In the wake of the COVID-19 pandemic, the paradigm of transportation in cities worldwide shifted dramatically. As urban planners and stakeholders strive for a more sustainable urban design, transportation systems stand at the forefront of this transformative era. It’s essential for future generations to inherit cities that prioritize sustainability, efficient land use, and comprehensive transport systems. So, how can transportation planning pivot towards this vision by 2030? Let’s explore.
1. The Imperative for Sustainable Transportation Planning:
The effects of greenhouse gas emissions from the transport sector continue to deteriorate our air quality. Traditional forms of transport, predominantly powered by fossil fuel, are significant contributors to these emissions. By investing in sustainable transportation planning for urban areas, we can significantly reduce congestion, improve air quality, and minimize carbon emissions, creating a healthier living environment for everyone.
2. Public Transportation: The Green Lifeline of Cities:
Public transportation projects, including bus networks and train systems, not only improve mobility for residents but also play a pivotal role in emission reduction. Increased ridership on these systems can significantly reduce the number of individual vehicles on the road, subsequently decreasing emissions and improving overall air quality.

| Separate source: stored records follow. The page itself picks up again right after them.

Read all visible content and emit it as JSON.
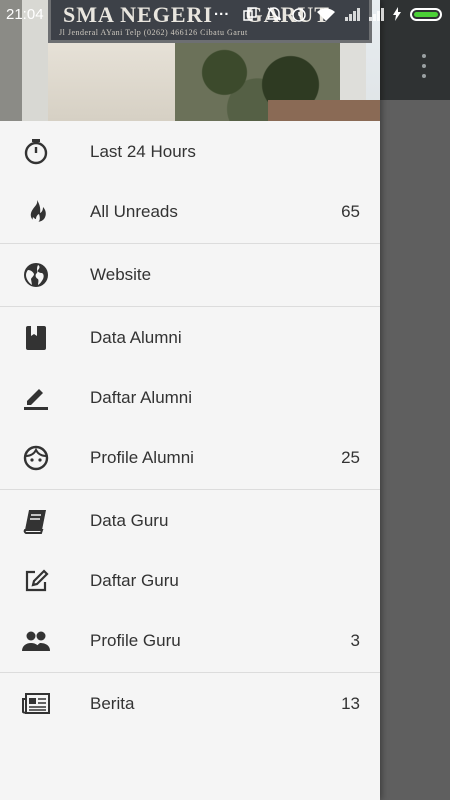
{
  "status_bar": {
    "time": "21:04",
    "dots": "..."
  },
  "header": {
    "sign_title": "SMA NEGERI",
    "sign_title_tail": "GARUT",
    "sign_address": "Jl Jenderal AYani Telp (0262) 466126 Cibatu Garut"
  },
  "menu": {
    "sections": [
      [
        {
          "label": "Last 24 Hours",
          "count": "",
          "icon": "stopwatch-icon"
        },
        {
          "label": "All Unreads",
          "count": "65",
          "icon": "fire-icon"
        }
      ],
      [
        {
          "label": "Website",
          "count": "",
          "icon": "globe-icon"
        }
      ],
      [
        {
          "label": "Data Alumni",
          "count": "",
          "icon": "book-bookmark-icon"
        },
        {
          "label": "Daftar Alumni",
          "count": "",
          "icon": "pencil-icon"
        },
        {
          "label": "Profile Alumni",
          "count": "25",
          "icon": "face-icon"
        }
      ],
      [
        {
          "label": "Data Guru",
          "count": "",
          "icon": "book-icon"
        },
        {
          "label": "Daftar Guru",
          "count": "",
          "icon": "edit-square-icon"
        },
        {
          "label": "Profile Guru",
          "count": "3",
          "icon": "people-icon"
        }
      ],
      [
        {
          "label": "Berita",
          "count": "13",
          "icon": "newspaper-icon"
        }
      ]
    ]
  }
}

3. Mixed-use Land Development: An Answer to Urban Sprawl:
Promoting mixed land development and transit-oriented development can lead to shorter commutes and reduce the need for personal vehicles. These areas combine residential, commercial, and entertainment zones, fostering an environment where people can live, work, and relax without significant travel. Local governments and planning organizations should thus prioritize mixed-use and transit-oriented developments in their land use planning.
4. Promoting Sustainable Modes of Transit:
Walking and cycling are not only good for health but also for the environment. Urban design should emphasize complete streets with safe sidewalks and bike lanes, ensuring pedestrian safety and encouraging these sustainable transportation modes.
5. The Evolution of Electric & Autonomous Vehicles:
Electric vehicles (EVs) and autonomous vehicles (AVs) promise a more sustainable transport system, especially when combined with green energy sources. By reducing our reliance on fossil fuels and optimizing traffic flow, EVs and AVs can help combat air pollution and greenhouse gas emissions.
6. Reimagining Parking: From Free Spaces to Green Spaces:
Parking, especially free parking, takes up valuable urban space. By converting some of these areas into green zones or prioritizing efficient use for EV charging or e-scooters, cities can create more livable environments while still accommodating modern transportation options.
7. Insights from 2021 & Beyond: The Post-COVID Landscape:
The COVID-19 pandemic shifted perceptions and patterns of moving people and goods. Lessons from this period, coupled with datasets and case studies across different regions, can provide actionable insights for transportation planning moving forward.
As we approach 2030, the roadmap for sustainable transportation planning becomes clearer. By prioritizing the environment, integrating efficient transport systems, and collaborating with stakeholders, urban areas can pave the way for future generations. Policymakers, planners, and every individual have a role to play in this sustainable development journey.